• **ASSIGNMENT**: Only the text carries over: repeat the records exactly and drop the images.

Dataset rows for apps and sites:
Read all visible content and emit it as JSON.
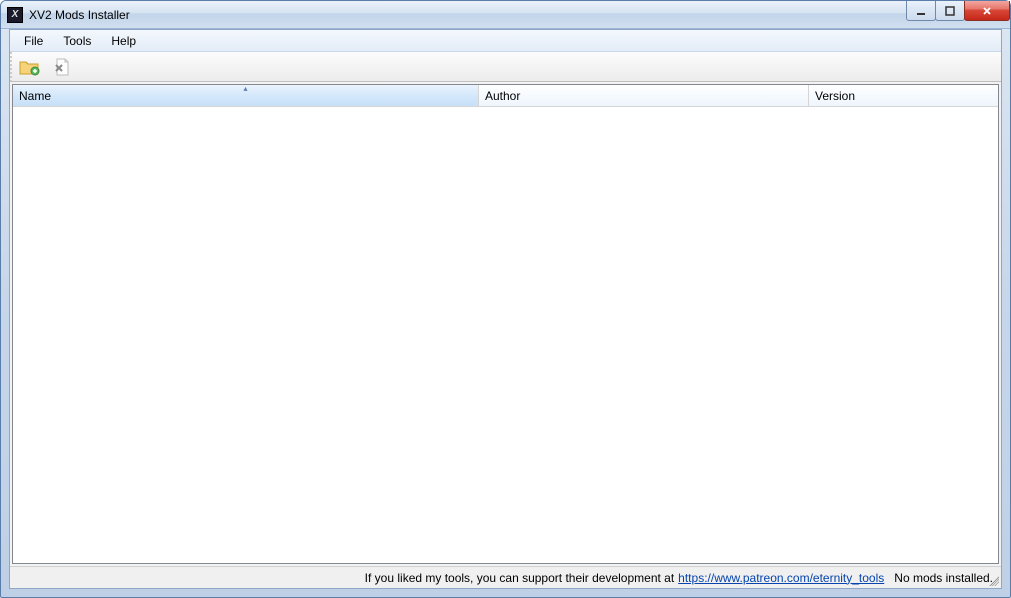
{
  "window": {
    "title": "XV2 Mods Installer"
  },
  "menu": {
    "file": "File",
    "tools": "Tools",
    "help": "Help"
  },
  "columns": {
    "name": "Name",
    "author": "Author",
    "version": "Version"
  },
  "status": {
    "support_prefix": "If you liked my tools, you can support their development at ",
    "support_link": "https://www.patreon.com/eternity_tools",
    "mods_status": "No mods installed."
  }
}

• **OUTPUT OF THE EXERCISE**:
Read all visible content and emit it as JSON.
{
  "window": {
    "title": "XV2 Mods Installer"
  },
  "menu": {
    "file": "File",
    "tools": "Tools",
    "help": "Help"
  },
  "columns": {
    "name": "Name",
    "author": "Author",
    "version": "Version"
  },
  "status": {
    "support_prefix": "If you liked my tools, you can support their development at ",
    "support_link": "https://www.patreon.com/eternity_tools",
    "mods_status": "No mods installed."
  }
}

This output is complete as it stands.